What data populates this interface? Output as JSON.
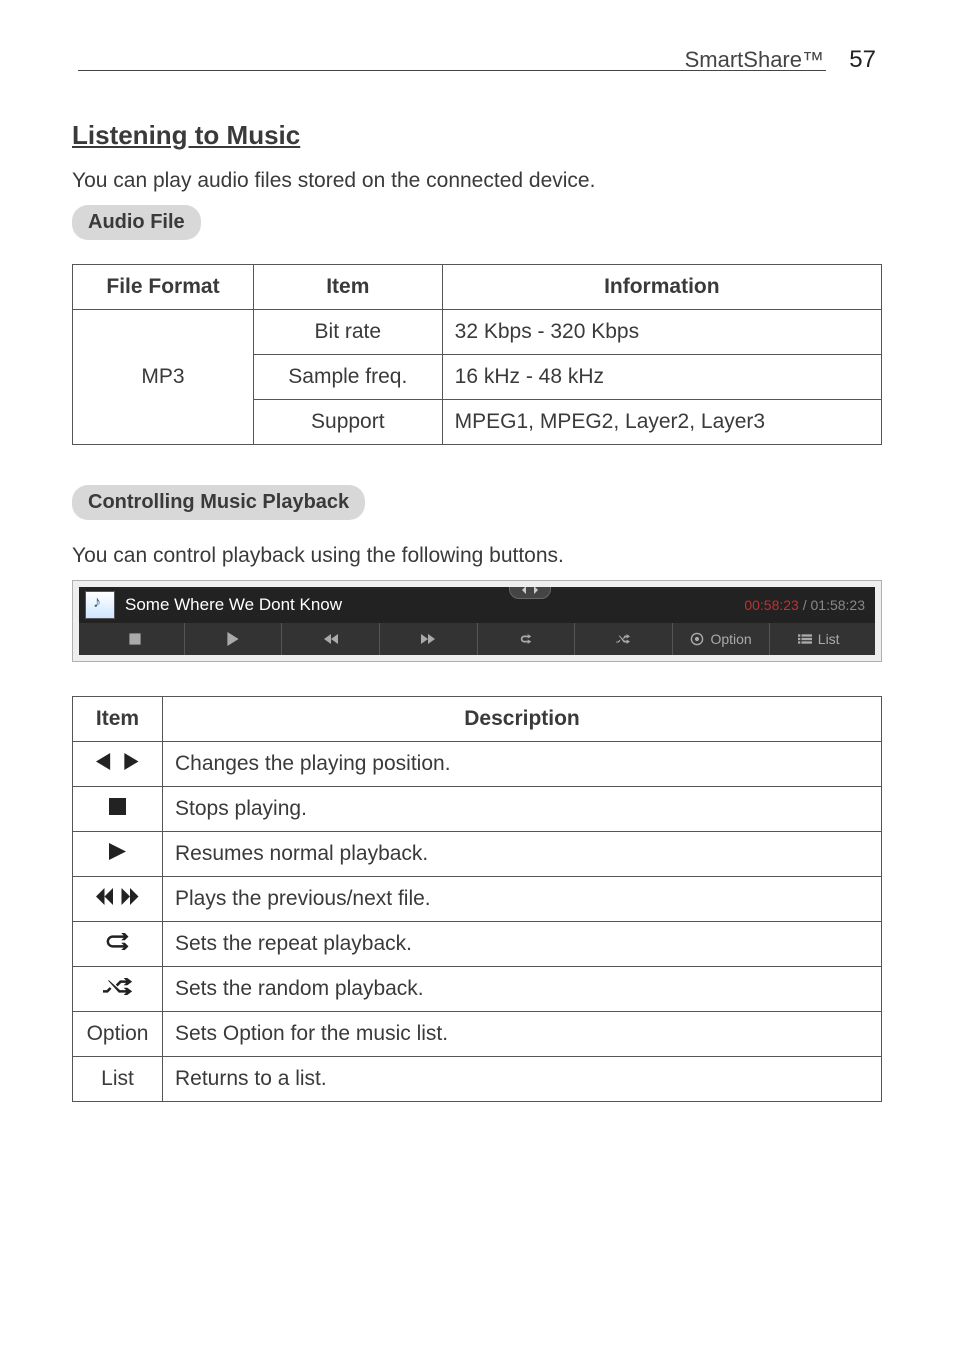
{
  "header": {
    "title": "SmartShare™",
    "page_number": "57"
  },
  "heading": "Listening to Music",
  "intro": "You can play audio files stored on the connected device.",
  "pill_audio_file": "Audio File",
  "table1": {
    "headers": [
      "File Format",
      "Item",
      "Information"
    ],
    "format": "MP3",
    "rows": [
      {
        "item": "Bit rate",
        "info": "32 Kbps - 320 Kbps"
      },
      {
        "item": "Sample freq.",
        "info": "16 kHz - 48 kHz"
      },
      {
        "item": "Support",
        "info": "MPEG1, MPEG2, Layer2, Layer3"
      }
    ]
  },
  "pill_controlling": "Controlling Music Playback",
  "controlling_intro": "You can control playback using the following buttons.",
  "player": {
    "track": "Some Where We Dont Know",
    "elapsed": "00:58:23",
    "separator": " / ",
    "total": "01:58:23",
    "option_label": "Option",
    "list_label": "List"
  },
  "table2": {
    "headers": [
      "Item",
      "Description"
    ],
    "rows": [
      {
        "icon": "leftright",
        "desc": "Changes the playing position."
      },
      {
        "icon": "stop",
        "desc": "Stops playing."
      },
      {
        "icon": "play",
        "desc": "Resumes normal playback."
      },
      {
        "icon": "prevnext",
        "desc": "Plays the previous/next file."
      },
      {
        "icon": "repeat",
        "desc": "Sets the repeat playback."
      },
      {
        "icon": "shuffle",
        "desc": "Sets the random playback."
      },
      {
        "text": "Option",
        "desc": "Sets Option for the music list."
      },
      {
        "text": "List",
        "desc": "Returns to a list."
      }
    ]
  }
}
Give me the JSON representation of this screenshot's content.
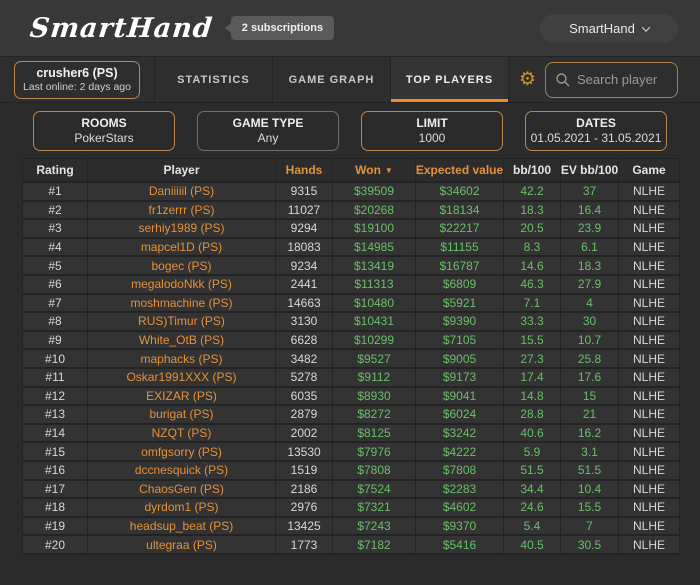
{
  "header": {
    "logo": "SmartHand",
    "subscriptions_badge": "2 subscriptions",
    "account_menu": "SmartHand"
  },
  "tabs": {
    "player_card": {
      "name": "crusher6 (PS)",
      "last_online": "Last online: 2 days ago"
    },
    "items": [
      {
        "label": "STATISTICS",
        "active": false
      },
      {
        "label": "GAME GRAPH",
        "active": false
      },
      {
        "label": "TOP PLAYERS",
        "active": true
      }
    ],
    "search_placeholder": "Search player"
  },
  "filters": [
    {
      "label": "ROOMS",
      "value": "PokerStars",
      "highlight": true
    },
    {
      "label": "GAME TYPE",
      "value": "Any",
      "highlight": false
    },
    {
      "label": "LIMIT",
      "value": "1000",
      "highlight": true
    },
    {
      "label": "DATES",
      "value": "01.05.2021 - 31.05.2021",
      "highlight": true
    }
  ],
  "table": {
    "columns": [
      "Rating",
      "Player",
      "Hands",
      "Won",
      "Expected value",
      "bb/100",
      "EV bb/100",
      "Game"
    ],
    "orange_columns": [
      "Hands",
      "Won",
      "Expected value"
    ],
    "sorted_column": "Won",
    "sort_direction": "desc",
    "rows": [
      {
        "rating": "#1",
        "player": "Daniiiiil (PS)",
        "hands": "9315",
        "won": "$39509",
        "expected_value": "$34602",
        "bb_100": "42.2",
        "ev_bb_100": "37",
        "game": "NLHE"
      },
      {
        "rating": "#2",
        "player": "fr1zerrr (PS)",
        "hands": "11027",
        "won": "$20268",
        "expected_value": "$18134",
        "bb_100": "18.3",
        "ev_bb_100": "16.4",
        "game": "NLHE"
      },
      {
        "rating": "#3",
        "player": "serhiy1989 (PS)",
        "hands": "9294",
        "won": "$19100",
        "expected_value": "$22217",
        "bb_100": "20.5",
        "ev_bb_100": "23.9",
        "game": "NLHE"
      },
      {
        "rating": "#4",
        "player": "mapcel1D (PS)",
        "hands": "18083",
        "won": "$14985",
        "expected_value": "$11155",
        "bb_100": "8.3",
        "ev_bb_100": "6.1",
        "game": "NLHE"
      },
      {
        "rating": "#5",
        "player": "bogec (PS)",
        "hands": "9234",
        "won": "$13419",
        "expected_value": "$16787",
        "bb_100": "14.6",
        "ev_bb_100": "18.3",
        "game": "NLHE"
      },
      {
        "rating": "#6",
        "player": "megalodoNkk (PS)",
        "hands": "2441",
        "won": "$11313",
        "expected_value": "$6809",
        "bb_100": "46.3",
        "ev_bb_100": "27.9",
        "game": "NLHE"
      },
      {
        "rating": "#7",
        "player": "moshmachine (PS)",
        "hands": "14663",
        "won": "$10480",
        "expected_value": "$5921",
        "bb_100": "7.1",
        "ev_bb_100": "4",
        "game": "NLHE"
      },
      {
        "rating": "#8",
        "player": "RUS)Timur (PS)",
        "hands": "3130",
        "won": "$10431",
        "expected_value": "$9390",
        "bb_100": "33.3",
        "ev_bb_100": "30",
        "game": "NLHE"
      },
      {
        "rating": "#9",
        "player": "White_OtB (PS)",
        "hands": "6628",
        "won": "$10299",
        "expected_value": "$7105",
        "bb_100": "15.5",
        "ev_bb_100": "10.7",
        "game": "NLHE"
      },
      {
        "rating": "#10",
        "player": "maphacks (PS)",
        "hands": "3482",
        "won": "$9527",
        "expected_value": "$9005",
        "bb_100": "27.3",
        "ev_bb_100": "25.8",
        "game": "NLHE"
      },
      {
        "rating": "#11",
        "player": "Oskar1991XXX (PS)",
        "hands": "5278",
        "won": "$9112",
        "expected_value": "$9173",
        "bb_100": "17.4",
        "ev_bb_100": "17.6",
        "game": "NLHE"
      },
      {
        "rating": "#12",
        "player": "EXIZAR (PS)",
        "hands": "6035",
        "won": "$8930",
        "expected_value": "$9041",
        "bb_100": "14.8",
        "ev_bb_100": "15",
        "game": "NLHE"
      },
      {
        "rating": "#13",
        "player": "burigat (PS)",
        "hands": "2879",
        "won": "$8272",
        "expected_value": "$6024",
        "bb_100": "28.8",
        "ev_bb_100": "21",
        "game": "NLHE"
      },
      {
        "rating": "#14",
        "player": "NZQT (PS)",
        "hands": "2002",
        "won": "$8125",
        "expected_value": "$3242",
        "bb_100": "40.6",
        "ev_bb_100": "16.2",
        "game": "NLHE"
      },
      {
        "rating": "#15",
        "player": "omfgsorry (PS)",
        "hands": "13530",
        "won": "$7976",
        "expected_value": "$4222",
        "bb_100": "5.9",
        "ev_bb_100": "3.1",
        "game": "NLHE"
      },
      {
        "rating": "#16",
        "player": "dccnesquick (PS)",
        "hands": "1519",
        "won": "$7808",
        "expected_value": "$7808",
        "bb_100": "51.5",
        "ev_bb_100": "51.5",
        "game": "NLHE"
      },
      {
        "rating": "#17",
        "player": "ChaosGen (PS)",
        "hands": "2186",
        "won": "$7524",
        "expected_value": "$2283",
        "bb_100": "34.4",
        "ev_bb_100": "10.4",
        "game": "NLHE"
      },
      {
        "rating": "#18",
        "player": "dyrdom1 (PS)",
        "hands": "2976",
        "won": "$7321",
        "expected_value": "$4602",
        "bb_100": "24.6",
        "ev_bb_100": "15.5",
        "game": "NLHE"
      },
      {
        "rating": "#19",
        "player": "headsup_beat (PS)",
        "hands": "13425",
        "won": "$7243",
        "expected_value": "$9370",
        "bb_100": "5.4",
        "ev_bb_100": "7",
        "game": "NLHE"
      },
      {
        "rating": "#20",
        "player": "ultegraa (PS)",
        "hands": "1773",
        "won": "$7182",
        "expected_value": "$5416",
        "bb_100": "40.5",
        "ev_bb_100": "30.5",
        "game": "NLHE"
      }
    ]
  },
  "colors": {
    "accent_orange": "#e3923a",
    "positive_green": "#6abf69",
    "tab_underline": "#f28a1d",
    "filter_border_active": "#bd8751"
  }
}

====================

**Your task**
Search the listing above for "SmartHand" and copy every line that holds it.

**Exercise result**
    "logo": "SmartHand",
    "account_menu": "SmartHand"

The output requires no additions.